A line belongs in the answer only if it contains the word "data"; copy every such line from the listing below.

GIVEN ENTRIES:
*** Block opens ***

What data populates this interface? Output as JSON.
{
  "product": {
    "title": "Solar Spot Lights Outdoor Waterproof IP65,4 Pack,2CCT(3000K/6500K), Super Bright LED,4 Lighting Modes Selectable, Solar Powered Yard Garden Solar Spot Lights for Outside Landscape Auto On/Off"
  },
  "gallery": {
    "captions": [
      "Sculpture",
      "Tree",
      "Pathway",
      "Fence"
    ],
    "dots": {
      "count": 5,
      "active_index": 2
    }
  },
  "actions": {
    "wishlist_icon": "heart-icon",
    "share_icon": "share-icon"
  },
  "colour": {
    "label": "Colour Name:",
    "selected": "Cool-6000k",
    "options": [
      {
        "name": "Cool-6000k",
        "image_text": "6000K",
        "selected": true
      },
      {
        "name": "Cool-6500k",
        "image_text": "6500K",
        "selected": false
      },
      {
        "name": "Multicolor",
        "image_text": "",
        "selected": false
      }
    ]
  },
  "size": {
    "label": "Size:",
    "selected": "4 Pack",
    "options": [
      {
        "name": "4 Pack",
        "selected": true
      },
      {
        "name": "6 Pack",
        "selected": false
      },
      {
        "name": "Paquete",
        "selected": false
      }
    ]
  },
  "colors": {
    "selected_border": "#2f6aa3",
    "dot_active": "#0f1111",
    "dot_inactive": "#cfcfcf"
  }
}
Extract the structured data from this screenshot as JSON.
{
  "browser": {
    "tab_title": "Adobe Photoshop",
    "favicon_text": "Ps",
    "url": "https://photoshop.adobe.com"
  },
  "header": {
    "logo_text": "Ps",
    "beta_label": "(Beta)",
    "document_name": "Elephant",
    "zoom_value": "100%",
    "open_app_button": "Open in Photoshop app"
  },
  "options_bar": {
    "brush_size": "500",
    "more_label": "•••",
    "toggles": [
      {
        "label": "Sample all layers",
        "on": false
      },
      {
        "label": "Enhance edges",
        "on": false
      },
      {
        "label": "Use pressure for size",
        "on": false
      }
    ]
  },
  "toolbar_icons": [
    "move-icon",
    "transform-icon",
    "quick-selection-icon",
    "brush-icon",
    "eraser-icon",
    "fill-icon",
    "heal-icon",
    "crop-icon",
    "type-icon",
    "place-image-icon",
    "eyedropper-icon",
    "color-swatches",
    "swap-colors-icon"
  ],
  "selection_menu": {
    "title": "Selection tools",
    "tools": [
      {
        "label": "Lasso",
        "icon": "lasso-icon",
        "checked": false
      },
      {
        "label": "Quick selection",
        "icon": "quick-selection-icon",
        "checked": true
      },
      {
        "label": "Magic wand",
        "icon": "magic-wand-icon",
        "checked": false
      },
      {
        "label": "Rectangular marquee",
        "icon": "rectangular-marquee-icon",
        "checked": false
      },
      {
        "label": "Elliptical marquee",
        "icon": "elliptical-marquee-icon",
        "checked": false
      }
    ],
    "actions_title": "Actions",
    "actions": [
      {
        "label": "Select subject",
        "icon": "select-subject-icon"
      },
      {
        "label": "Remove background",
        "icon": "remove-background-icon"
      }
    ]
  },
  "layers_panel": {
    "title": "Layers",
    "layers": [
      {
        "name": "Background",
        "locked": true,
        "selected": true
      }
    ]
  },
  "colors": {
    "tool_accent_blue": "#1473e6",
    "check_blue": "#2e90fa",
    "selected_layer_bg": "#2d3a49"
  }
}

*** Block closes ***

FINISHED TASK:
What data populates this interface? Output as JSON.
Extract the structured data from this screenshot as JSON.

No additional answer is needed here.